Someone is killing the biggest music celebrities around, and pop singer Justin Bieber is just the latest casualty, gunned down in the Rome night by a motorcycle assassin as he was trying to seek sanctuary in the house of Sting. Interpol are onto this mystery, and one of their top agents, Valentina Valencia (Penélope Cruz), is in charge of the investigation, noting well that the deceased stars' final act was to send a selfie to a trusted associate, pulling an expression that looked highly familiar to anyone who had been around fifteen years before. It is clear to Valentina that they were impersonating the long-forgotten supermodel Derek Zoolander (Ben Stiller) - but for what possible purpose?
The first Zoolander was a bit of a flop, something which picked up its audience on home video after a disappointing run at the cinemas. Its relentless absurdity was to strike the funny bone of a generation of comedy buffs, and to this day it enjoys a strong cult following, which it is doubtful the belated sequel would have. Stiller by this point had got into a state of thinking that saw his films have as much money thrown at them as possible: Tropic Thunder had been a pretty substantial hit, and that had cost a fortune, but his remake of The Secret Life of Walter Mitty had not performed as well, though if anything it was even more expensive. Zoolander 2 might have been more effective on the budget of the original.
As it was, the public rejected it and it was not difficult to see why, for while the initial time around there was a sense of Stiller and his chums making fun of something from an outsider's perspective, goodnaturedly but with a keen notion of what was making these characters ridiculous, in this sequel they were very much the insiders, and that did make a difference. You don't necessarily have to appreciate the targets of your humour from one remove, after all self-deprecating jokes can be very amusing and even endearing, but there was little attempt to accept those of us in the audience into this inner circle of celebrity, which proved fatal for any potential laughter they were hoping to generate.

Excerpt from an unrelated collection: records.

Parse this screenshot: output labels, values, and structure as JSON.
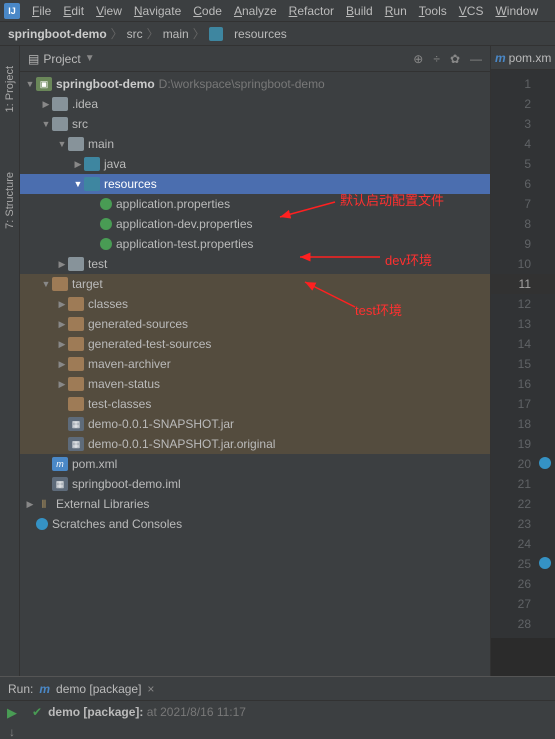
{
  "menu": [
    "File",
    "Edit",
    "View",
    "Navigate",
    "Code",
    "Analyze",
    "Refactor",
    "Build",
    "Run",
    "Tools",
    "VCS",
    "Window"
  ],
  "breadcrumb": {
    "project": "springboot-demo",
    "parts": [
      "src",
      "main",
      "resources"
    ]
  },
  "panel": {
    "title": "Project",
    "sidebar": {
      "project": "1: Project",
      "structure": "7: Structure"
    }
  },
  "tree": {
    "root": {
      "name": "springboot-demo",
      "path": "D:\\workspace\\springboot-demo"
    },
    "idea": ".idea",
    "src": "src",
    "main": "main",
    "java": "java",
    "resources": "resources",
    "app_prop": "application.properties",
    "app_dev": "application-dev.properties",
    "app_test": "application-test.properties",
    "test": "test",
    "target": "target",
    "classes": "classes",
    "gen_src": "generated-sources",
    "gen_test": "generated-test-sources",
    "mvn_arch": "maven-archiver",
    "mvn_stat": "maven-status",
    "test_cls": "test-classes",
    "jar": "demo-0.0.1-SNAPSHOT.jar",
    "jar_orig": "demo-0.0.1-SNAPSHOT.jar.original",
    "pom": "pom.xml",
    "iml": "springboot-demo.iml",
    "ext_lib": "External Libraries",
    "scratch": "Scratches and Consoles"
  },
  "editor": {
    "tab": "pom.xml",
    "lines": 28,
    "current": 11,
    "marks": [
      20,
      25
    ]
  },
  "annotations": {
    "default": "默认启动配置文件",
    "dev": "dev环境",
    "test": "test环境"
  },
  "run": {
    "label": "Run:",
    "config": "demo [package]",
    "task": "demo [package]:",
    "time": "at 2021/8/16 11:17"
  }
}
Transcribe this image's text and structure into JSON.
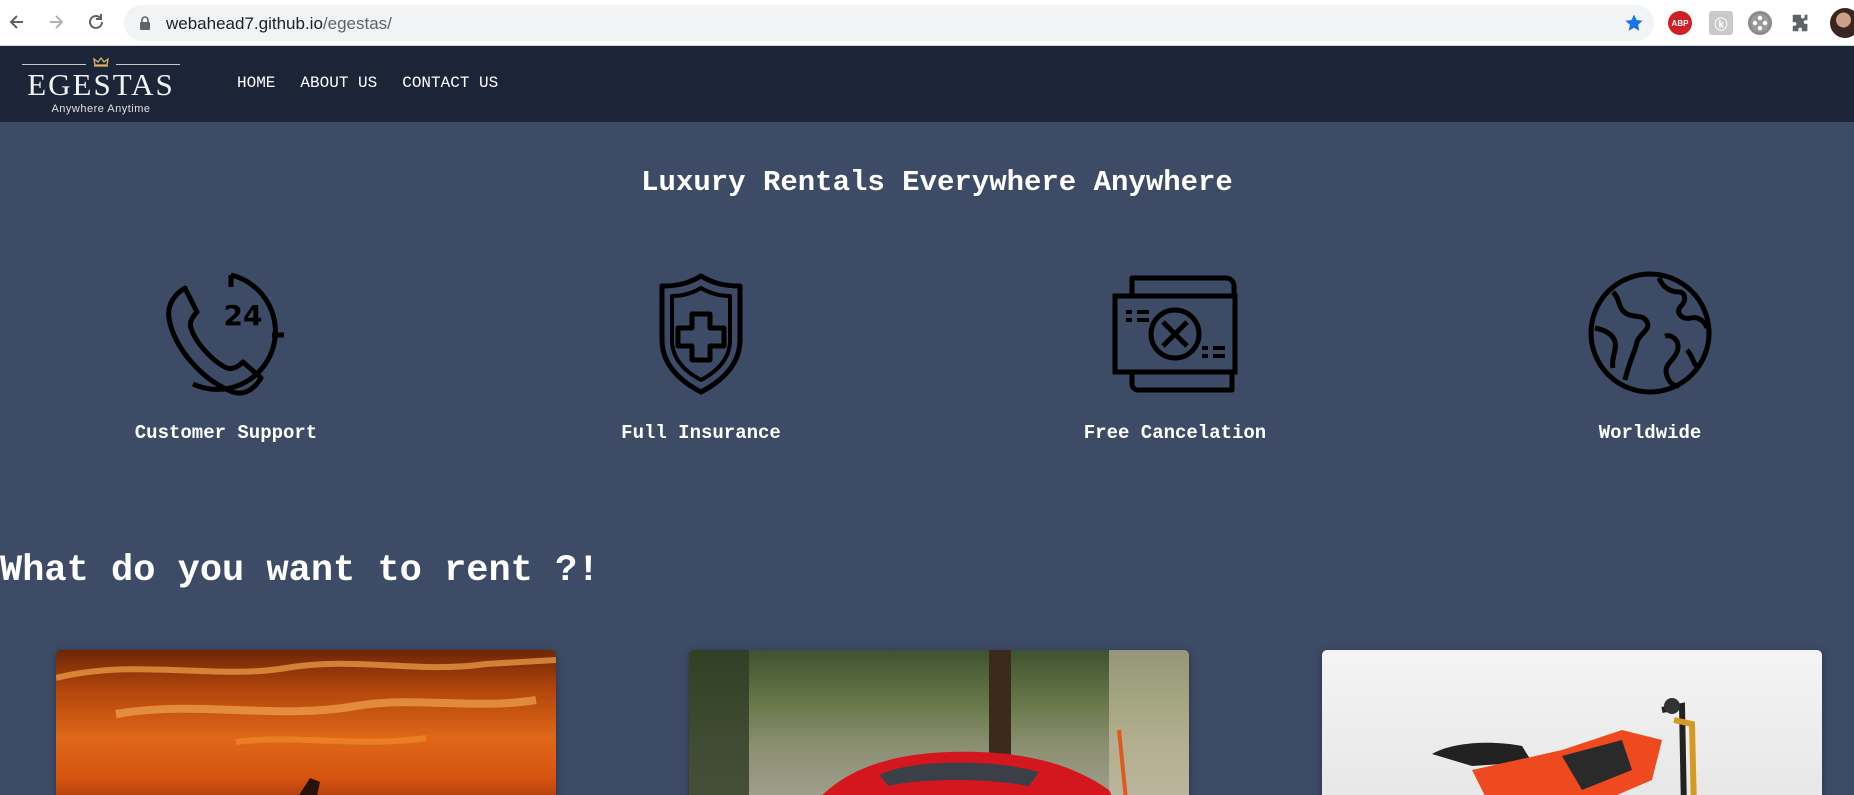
{
  "browser": {
    "url_domain": "webahead7.github.io",
    "url_path": "/egestas/",
    "extensions": [
      "adblock-plus-icon",
      "extension-icon",
      "film-reel-icon",
      "puzzle-icon"
    ],
    "abp_label": "ABP"
  },
  "header": {
    "logo_text": "EGESTAS",
    "logo_tagline": "Anywhere Anytime",
    "nav": [
      {
        "label": "HOME"
      },
      {
        "label": "ABOUT US"
      },
      {
        "label": "CONTACT US"
      }
    ]
  },
  "hero": {
    "title": "Luxury Rentals Everywhere Anywhere",
    "features": [
      {
        "label": "Customer Support",
        "icon": "phone-24-icon",
        "icon_text": "24"
      },
      {
        "label": "Full Insurance",
        "icon": "shield-cross-icon"
      },
      {
        "label": "Free Cancelation",
        "icon": "cancel-document-icon"
      },
      {
        "label": "Worldwide",
        "icon": "globe-icon"
      }
    ]
  },
  "rent": {
    "title": "What do you want to rent ?!",
    "cards": [
      {
        "image": "sunset-jet-ski-image"
      },
      {
        "image": "red-sports-car-image"
      },
      {
        "image": "orange-motorcycle-image"
      }
    ]
  },
  "colors": {
    "page_bg": "#3d4b66",
    "header_bg": "#1c2538",
    "text": "#ffffff"
  }
}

What Zoolander 2 resembled was an extremely profligate home movie where Stiller had recruited a wide variety of celebrities who were the in thing in 2016 (well, mostly) and ordered them to show what good sports they were. Fair enough, not a bad idea in itself, but when the impression was that they were winking at each other rather than any of us plebs watching the actual film, it was not difficult to grow excluded, alienated even, from the shenanigans playing out before you. First time around, Derek was demonstrably stupid and there was something glorious about that; second time around he was so stupid he was actually pretty smart in this exaggerated world of ludicrous events, and the only possible road they could have gone down to succeed in that line was to make us realise that everyone here was quite possibly insane.
Nobody here behaves particularly sensibly, so to create a plot where they went increasingly off their rockers until they were acting utterly crazily could have succeeded, though that might have been just as alienating for the majority. Nevertheless, there was a complacency to the gags here that occasionally raised a laugh or two (Derek taking a disastrous selfie while driving his car, Benedict Cumberbatch's new breed of supermodel daring Derek to feel uncomfortable when he cannot identify his gender), but the decision to go way over the top was showing the strain. The plot was so convoluted it was barely worth paying attention to, but involved the return of Will Ferrell's villain in the last act and our hero's estranged son (Cyrus Arnold) he was trying to connect with after years of seclusion, teaming up once again with Owen Wilson's Hansel to save, well, save what, exactly? Even for a silly comedy the stakes were unclear, leaving you simply sitting back and going, oh, look who it is, another celeb in lieu of a decent joke. Stiller had been working on lower budgets in other's movies, very well, but battering the audience into submission with glitz was failing by this point. Music by Theodore Shapiro.